You know your cousin who graduated with a degree in philosophy but ended up working at Starbucks for two years? He joined the ranks of the underemployed, a common problem for recent graduates, especially in a down economy.
This phenomenon is nothing new, but with the long lasting effects of the 2008 recession, students are stilling wondering if underemployment will affect them.
Graduates in the early 2010s found a cold job market. Many companies had gone through drastic restructuring leaving fewer open positions to new graduates. The good news is that in the last few years, underemployment has become less of an issue.
Things Are Looking Up For College Grads
According to a study by the New York Federal Reserve, underemployment for recent graduates was at about 47% in 2010. As of 2015, underemployment for recent graduates fell to only 43%. Still not great, but things are improving.
Better News for Specialists
One interesting point made in the study was that though underemployment truly did go up (drastically) during the recession, many recent graduates were able to get into a good paying position. This was found to be especially true of those graduating with degrees in specialized areas such as nursing, information technology and engineering. Generalists such as those in communications and liberal arts had the highest percentages of underemployment.
What Can You Do?

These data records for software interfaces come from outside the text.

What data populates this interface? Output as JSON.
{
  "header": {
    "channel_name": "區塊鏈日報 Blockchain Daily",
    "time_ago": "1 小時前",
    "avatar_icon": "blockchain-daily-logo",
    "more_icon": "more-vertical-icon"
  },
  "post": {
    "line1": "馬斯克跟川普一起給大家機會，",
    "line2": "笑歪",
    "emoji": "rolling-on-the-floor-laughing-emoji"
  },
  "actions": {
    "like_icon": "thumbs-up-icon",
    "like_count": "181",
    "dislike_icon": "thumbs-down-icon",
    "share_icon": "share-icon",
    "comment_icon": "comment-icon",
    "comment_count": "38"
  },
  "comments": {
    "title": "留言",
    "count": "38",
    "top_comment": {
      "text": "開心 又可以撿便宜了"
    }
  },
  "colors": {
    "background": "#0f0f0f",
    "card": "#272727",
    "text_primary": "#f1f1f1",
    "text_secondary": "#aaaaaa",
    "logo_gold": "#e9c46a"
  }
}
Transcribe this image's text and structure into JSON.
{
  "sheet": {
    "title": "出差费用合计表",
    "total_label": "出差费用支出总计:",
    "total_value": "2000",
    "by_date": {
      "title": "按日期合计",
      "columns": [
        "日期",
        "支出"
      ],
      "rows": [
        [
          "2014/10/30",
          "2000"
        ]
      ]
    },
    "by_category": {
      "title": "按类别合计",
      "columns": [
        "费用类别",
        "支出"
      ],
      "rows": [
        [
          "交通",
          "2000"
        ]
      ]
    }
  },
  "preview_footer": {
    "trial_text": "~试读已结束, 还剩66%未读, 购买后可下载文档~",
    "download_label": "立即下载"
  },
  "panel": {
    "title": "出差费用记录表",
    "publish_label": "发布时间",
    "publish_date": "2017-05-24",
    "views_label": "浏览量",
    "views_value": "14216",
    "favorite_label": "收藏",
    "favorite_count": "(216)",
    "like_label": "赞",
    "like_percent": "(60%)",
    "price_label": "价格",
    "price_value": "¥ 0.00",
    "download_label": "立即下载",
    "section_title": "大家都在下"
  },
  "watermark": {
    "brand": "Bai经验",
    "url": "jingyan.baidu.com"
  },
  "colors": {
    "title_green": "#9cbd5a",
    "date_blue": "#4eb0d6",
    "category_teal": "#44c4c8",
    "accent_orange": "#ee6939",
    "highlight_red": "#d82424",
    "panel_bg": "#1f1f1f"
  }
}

So what can you do to increase your chances of finding a good opportunity after graduation? One word: experience.
You may say that’s a bit of a catch-22 – how can you get experience doing the work you can’t get a position for? Two things come to mind – internships and temp agencies.
During the last few years of college, try to get into an internship related to your major or the type of work you are looking to do. According to a study by researchers at the University of Wisconsin, La Cross, and reported on by the Wall Street Journal, recent graduates with internship experience are about 14% more likely to be called for an interview over someone who doesn’t have that experience.
If an internship is out of the question, you can try looking for a temp agency – especially if your major is business focused. Temp work related to your field can give you valuable hands on experience that employers view very favorably. The more real world experience you can gain from internships, temp work or even volunteering will make you a more valuable candidate for any company.
Here’s the deal. Finding a job in the field you want probably won’t be easy. It probably won’t be quick, and it probably won’t pay what you want it to pay. Give it some time, try to get your foot in anywhere you can and start doing good work.
By being proactive and thinking about the business you will be successful and be able to grow your career. Get out there and get an internship. If internships are out of the question find temp work or volunteer doing something related to your ideal job. Eventually you’ll find an opportunity to get into the place you want earning the money you want.
Underemployment doesn’t have to be a life-long “condition”.